» Supplied material
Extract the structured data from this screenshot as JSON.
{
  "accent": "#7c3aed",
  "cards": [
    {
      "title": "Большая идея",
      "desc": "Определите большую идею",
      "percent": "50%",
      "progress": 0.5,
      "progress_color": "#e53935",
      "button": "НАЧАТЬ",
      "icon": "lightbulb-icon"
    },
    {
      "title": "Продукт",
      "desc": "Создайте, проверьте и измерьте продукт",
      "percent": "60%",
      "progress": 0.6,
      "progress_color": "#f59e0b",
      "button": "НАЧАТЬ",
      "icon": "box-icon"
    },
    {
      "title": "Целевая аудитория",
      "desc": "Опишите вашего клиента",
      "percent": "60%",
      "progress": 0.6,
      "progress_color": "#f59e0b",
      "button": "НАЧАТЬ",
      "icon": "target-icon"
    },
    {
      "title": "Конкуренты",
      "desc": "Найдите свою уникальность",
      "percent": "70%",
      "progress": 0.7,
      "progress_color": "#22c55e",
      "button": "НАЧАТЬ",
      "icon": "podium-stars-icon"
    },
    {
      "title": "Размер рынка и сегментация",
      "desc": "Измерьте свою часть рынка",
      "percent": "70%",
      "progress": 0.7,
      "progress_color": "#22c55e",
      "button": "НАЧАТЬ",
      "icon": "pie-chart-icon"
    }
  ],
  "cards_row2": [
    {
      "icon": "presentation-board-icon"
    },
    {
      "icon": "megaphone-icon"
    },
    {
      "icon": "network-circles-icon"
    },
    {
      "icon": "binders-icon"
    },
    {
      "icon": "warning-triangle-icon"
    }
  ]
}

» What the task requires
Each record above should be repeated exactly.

» Your response
Extract the structured data from this screenshot as JSON.
{
  "accent": "#7c3aed",
  "cards": [
    {
      "title": "Большая идея",
      "desc": "Определите большую идею",
      "percent": "50%",
      "progress": 0.5,
      "progress_color": "#e53935",
      "button": "НАЧАТЬ",
      "icon": "lightbulb-icon"
    },
    {
      "title": "Продукт",
      "desc": "Создайте, проверьте и измерьте продукт",
      "percent": "60%",
      "progress": 0.6,
      "progress_color": "#f59e0b",
      "button": "НАЧАТЬ",
      "icon": "box-icon"
    },
    {
      "title": "Целевая аудитория",
      "desc": "Опишите вашего клиента",
      "percent": "60%",
      "progress": 0.6,
      "progress_color": "#f59e0b",
      "button": "НАЧАТЬ",
      "icon": "target-icon"
    },
    {
      "title": "Конкуренты",
      "desc": "Найдите свою уникальность",
      "percent": "70%",
      "progress": 0.7,
      "progress_color": "#22c55e",
      "button": "НАЧАТЬ",
      "icon": "podium-stars-icon"
    },
    {
      "title": "Размер рынка и сегментация",
      "desc": "Измерьте свою часть рынка",
      "percent": "70%",
      "progress": 0.7,
      "progress_color": "#22c55e",
      "button": "НАЧАТЬ",
      "icon": "pie-chart-icon"
    }
  ],
  "cards_row2": [
    {
      "icon": "presentation-board-icon"
    },
    {
      "icon": "megaphone-icon"
    },
    {
      "icon": "network-circles-icon"
    },
    {
      "icon": "binders-icon"
    },
    {
      "icon": "warning-triangle-icon"
    }
  ]
}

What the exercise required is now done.